Source: Pixabay.

Retirement planning is ultimately a math equation: Plug in several variables,and estimate whether the amount you'll have will pay for what you need. The snag is that many of these variables are future values that we don't know today -- but that doesn't mean we can't make some educated guesses.

Let's look at the "what you'll need" part of the equation -- that is, how much the retired life will cost you each year.

The standard rule of thumb is that retirees need 70% to 80% of their pre-retirement income. To see whether this guideline has any basis in reality, let's look at how spending changes as we age by consulting the Consumer Expenditure Survey, produced every year by the U.S. Bureau of Labor Statistics (motto: "You're more than a statistic, but not to us").

The following table highlights the average income and expenditures of households where people in varying age groups are in charge.


25 to 34

35 to 44

45 to 54

55 to 64

65 to 74

75 and Older

Income before taxes







Avg. persons per household







Avg. annual expenditures







Food at home







Dining out














Apparel and services










































Pensions and Social Security







Personal taxes







The decline starts at age 55
As you can see, expenditures peak somewhere between ages of 45 and 54 and then gradually decline. Let's look at the reasons.

Fewer people are under the roof. Eventually, the kids leave the house and become adults, and you don't have to spend so much on food, utilities, education, and Febreze. Also -- and this is the sad part -- a spouse will pass away. When a two-person household shrinks down to a one-person household, expenses decrease by approximately 30%.

We eat less as we age. As our metabolisms slow down, so does our need for calories. Unfortunately, another reason some older people eat less is increased difficulty with shopping and cooking.

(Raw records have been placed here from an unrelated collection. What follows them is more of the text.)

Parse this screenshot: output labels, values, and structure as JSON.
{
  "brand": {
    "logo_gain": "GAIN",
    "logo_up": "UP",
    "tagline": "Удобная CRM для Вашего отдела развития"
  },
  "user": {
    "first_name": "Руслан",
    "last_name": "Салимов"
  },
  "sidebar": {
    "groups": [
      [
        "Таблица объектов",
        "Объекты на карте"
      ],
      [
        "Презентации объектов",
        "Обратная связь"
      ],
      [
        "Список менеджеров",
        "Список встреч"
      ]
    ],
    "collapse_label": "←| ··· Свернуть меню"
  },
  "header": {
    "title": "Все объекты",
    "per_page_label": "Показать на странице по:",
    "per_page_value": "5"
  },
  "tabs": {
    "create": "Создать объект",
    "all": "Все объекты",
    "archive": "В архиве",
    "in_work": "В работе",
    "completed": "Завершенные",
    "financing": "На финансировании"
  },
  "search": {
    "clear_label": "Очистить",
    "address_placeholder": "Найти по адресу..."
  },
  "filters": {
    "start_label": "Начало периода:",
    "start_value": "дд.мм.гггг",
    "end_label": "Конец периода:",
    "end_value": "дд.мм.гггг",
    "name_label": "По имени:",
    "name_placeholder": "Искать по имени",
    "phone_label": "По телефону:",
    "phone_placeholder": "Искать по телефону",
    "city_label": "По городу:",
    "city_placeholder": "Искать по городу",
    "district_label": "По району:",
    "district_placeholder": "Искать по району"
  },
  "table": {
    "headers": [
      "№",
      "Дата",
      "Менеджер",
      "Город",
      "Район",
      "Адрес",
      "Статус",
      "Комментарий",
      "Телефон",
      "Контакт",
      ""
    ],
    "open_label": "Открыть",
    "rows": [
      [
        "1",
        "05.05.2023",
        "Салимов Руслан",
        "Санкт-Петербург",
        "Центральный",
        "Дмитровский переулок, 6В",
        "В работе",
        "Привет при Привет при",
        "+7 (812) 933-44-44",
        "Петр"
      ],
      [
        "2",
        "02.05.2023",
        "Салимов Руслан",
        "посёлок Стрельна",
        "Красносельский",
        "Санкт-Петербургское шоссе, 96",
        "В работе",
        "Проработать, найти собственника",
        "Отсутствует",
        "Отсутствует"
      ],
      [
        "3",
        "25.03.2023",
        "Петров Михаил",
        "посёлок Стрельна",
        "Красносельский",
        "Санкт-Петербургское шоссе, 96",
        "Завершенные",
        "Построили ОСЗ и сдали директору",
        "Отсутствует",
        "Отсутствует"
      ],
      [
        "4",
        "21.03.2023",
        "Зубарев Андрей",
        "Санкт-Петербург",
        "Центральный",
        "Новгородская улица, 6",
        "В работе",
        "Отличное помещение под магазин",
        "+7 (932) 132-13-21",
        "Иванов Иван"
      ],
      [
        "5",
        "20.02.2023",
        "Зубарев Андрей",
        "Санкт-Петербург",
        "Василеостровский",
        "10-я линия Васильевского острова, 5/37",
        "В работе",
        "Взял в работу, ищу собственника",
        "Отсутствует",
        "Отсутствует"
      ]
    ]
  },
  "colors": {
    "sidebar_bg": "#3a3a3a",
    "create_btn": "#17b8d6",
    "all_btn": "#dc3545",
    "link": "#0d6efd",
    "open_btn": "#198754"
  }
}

We eventually pay off the mortgage. Fifty-five percent of households in the 45-to-54 age range have a mortgage, whereas just 13% of the 75-and-older crowd still have that monthly payment.

We just slow down. As we age, we spend less on entertainment, clothes, travel, and other semi-discretionary expenses. As a writer and former English teacher who is married to a writer, I was heartened to see that expenditures on "reading" increase as we age, with just a slight dip after age 75.

We don't save for retirement forever. Once you retire, you'll stop paying the 7.65% FICA tax, which funds Social Security and Medicare, and you'll stop contributing to your 401(k)s, IRAs, and other savings vehicles. This alone could shave 15% to 25% off your pre-retirement expenses.

Uncle Sam likes older people. Senior citizens pay much less in taxes, for several reasons: They receive a higher standard deduction; most Social Security is not taxed; and other sources of income -- such as qualified dividends, municipal bond interest, and long-term capital gains -- are taxed at lower rates than ordinary income. Plus, as you can see from the table, income declines as we age, which puts most older people in the bottom two tax brackets.

Not every expense decreases as we age -- notably, healthcare costs go up. But on the whole, the evidence indicates that the old rule of thumb -- "you'll need 70% to 80% of your pre-retirement income in retirement" -- is grounded in reality.

But what if you're not "average"?
Although the average retiree spends less than the average 50-year-old, this is not the case for every retiree. Many spend quite a bit more, especially in the first few years of retirement, as they fill their newfound free time with travel, hobbies, classes, and other forms of recreation. Others find that their income needs drop to half of their pre-retirement income levels.

So when it comes to your own financial planning, especially once you're within a decade of retirement, it's important to look at your budget and estimate how much you will actually need after you kiss the boss goodbye.